Directions: The answer must be every line of the records below that holds the word "true".

=== Material for the task ===

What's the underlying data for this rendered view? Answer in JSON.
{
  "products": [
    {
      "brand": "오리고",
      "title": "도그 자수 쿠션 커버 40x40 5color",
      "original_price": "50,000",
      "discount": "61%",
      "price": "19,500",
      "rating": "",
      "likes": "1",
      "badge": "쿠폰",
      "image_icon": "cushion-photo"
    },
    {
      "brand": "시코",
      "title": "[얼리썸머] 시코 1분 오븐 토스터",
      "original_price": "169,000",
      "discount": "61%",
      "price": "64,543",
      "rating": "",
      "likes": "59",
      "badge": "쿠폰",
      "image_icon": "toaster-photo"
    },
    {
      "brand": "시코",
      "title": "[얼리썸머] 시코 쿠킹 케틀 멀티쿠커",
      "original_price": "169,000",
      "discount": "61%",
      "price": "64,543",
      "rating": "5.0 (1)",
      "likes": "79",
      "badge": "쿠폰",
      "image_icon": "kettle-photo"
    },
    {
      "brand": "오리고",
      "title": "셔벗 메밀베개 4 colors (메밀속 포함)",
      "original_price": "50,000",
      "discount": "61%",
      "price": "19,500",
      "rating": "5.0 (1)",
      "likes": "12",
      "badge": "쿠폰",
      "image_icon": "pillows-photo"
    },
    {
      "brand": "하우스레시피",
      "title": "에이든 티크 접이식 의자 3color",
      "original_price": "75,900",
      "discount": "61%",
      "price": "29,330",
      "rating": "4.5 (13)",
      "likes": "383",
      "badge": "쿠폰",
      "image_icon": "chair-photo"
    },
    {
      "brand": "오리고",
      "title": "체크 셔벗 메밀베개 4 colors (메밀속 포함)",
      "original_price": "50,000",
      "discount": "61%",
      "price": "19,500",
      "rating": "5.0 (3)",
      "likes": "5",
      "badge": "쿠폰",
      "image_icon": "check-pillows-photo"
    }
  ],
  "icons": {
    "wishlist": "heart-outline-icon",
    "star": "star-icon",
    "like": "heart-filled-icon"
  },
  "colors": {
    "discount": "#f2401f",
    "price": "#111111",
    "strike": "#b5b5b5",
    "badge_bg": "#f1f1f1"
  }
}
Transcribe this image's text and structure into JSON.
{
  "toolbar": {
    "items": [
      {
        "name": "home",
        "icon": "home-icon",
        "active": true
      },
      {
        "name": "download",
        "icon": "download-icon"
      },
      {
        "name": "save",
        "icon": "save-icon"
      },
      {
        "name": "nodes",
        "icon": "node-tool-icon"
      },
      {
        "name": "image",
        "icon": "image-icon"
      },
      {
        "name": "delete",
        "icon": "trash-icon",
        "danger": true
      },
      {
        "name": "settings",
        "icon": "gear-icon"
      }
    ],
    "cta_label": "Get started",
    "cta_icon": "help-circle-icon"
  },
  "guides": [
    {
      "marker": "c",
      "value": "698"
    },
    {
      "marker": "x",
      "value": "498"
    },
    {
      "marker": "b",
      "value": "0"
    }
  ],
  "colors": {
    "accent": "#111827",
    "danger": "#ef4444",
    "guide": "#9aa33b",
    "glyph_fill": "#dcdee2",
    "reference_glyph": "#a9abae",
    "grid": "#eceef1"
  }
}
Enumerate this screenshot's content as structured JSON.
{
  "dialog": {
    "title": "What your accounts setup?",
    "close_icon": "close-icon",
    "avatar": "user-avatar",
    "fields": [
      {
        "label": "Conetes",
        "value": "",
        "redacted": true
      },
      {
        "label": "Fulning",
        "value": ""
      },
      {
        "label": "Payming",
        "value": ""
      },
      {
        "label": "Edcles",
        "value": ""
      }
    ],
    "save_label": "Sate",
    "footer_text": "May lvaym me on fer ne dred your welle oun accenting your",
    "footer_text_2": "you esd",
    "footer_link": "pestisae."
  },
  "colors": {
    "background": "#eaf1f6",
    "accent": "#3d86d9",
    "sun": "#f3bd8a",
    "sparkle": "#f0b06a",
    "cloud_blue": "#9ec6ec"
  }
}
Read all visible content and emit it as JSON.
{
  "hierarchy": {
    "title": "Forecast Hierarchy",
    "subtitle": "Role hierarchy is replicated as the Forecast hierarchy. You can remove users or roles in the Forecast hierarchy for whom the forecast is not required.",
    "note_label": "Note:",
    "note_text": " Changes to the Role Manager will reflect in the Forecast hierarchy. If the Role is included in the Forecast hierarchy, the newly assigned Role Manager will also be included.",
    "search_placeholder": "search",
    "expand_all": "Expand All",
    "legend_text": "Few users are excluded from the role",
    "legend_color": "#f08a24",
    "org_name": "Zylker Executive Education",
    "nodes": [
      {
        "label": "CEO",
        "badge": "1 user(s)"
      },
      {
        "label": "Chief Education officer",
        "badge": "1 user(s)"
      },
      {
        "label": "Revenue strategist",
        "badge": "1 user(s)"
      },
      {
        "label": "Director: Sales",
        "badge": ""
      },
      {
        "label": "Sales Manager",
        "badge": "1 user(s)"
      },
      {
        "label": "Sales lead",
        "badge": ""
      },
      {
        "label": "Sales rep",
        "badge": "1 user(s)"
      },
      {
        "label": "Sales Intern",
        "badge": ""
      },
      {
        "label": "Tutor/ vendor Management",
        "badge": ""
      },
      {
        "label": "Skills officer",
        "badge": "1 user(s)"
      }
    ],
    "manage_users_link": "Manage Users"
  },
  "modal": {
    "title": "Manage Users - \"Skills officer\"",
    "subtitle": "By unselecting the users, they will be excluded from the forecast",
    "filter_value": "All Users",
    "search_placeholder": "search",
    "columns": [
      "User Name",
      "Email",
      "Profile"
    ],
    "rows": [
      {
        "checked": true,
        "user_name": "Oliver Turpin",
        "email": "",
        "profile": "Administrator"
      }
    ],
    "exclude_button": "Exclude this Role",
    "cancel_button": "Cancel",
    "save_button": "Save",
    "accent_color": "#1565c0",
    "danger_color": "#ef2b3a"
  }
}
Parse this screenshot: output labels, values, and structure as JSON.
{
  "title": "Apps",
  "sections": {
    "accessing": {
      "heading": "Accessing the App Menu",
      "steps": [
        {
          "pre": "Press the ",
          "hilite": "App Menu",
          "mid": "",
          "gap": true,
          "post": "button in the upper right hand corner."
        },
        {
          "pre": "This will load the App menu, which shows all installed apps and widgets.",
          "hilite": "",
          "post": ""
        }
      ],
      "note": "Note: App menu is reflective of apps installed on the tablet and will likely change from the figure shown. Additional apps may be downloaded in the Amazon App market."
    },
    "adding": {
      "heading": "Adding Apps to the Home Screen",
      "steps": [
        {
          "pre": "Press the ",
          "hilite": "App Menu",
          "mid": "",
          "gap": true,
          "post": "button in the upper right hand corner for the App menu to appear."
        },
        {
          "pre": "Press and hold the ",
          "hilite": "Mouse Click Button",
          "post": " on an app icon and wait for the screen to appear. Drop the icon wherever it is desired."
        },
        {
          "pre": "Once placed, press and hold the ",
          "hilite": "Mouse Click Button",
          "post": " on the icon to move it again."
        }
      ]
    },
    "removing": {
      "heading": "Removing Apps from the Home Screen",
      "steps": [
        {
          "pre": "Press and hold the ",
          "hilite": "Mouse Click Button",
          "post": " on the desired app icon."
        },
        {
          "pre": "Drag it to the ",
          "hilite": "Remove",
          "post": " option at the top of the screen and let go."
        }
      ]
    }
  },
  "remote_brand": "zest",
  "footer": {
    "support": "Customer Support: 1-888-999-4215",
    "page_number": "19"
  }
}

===

Written solution:
        "active": true
        "danger": true
        "redacted": true
        "checked": true,
          "gap": true,
          "gap": true,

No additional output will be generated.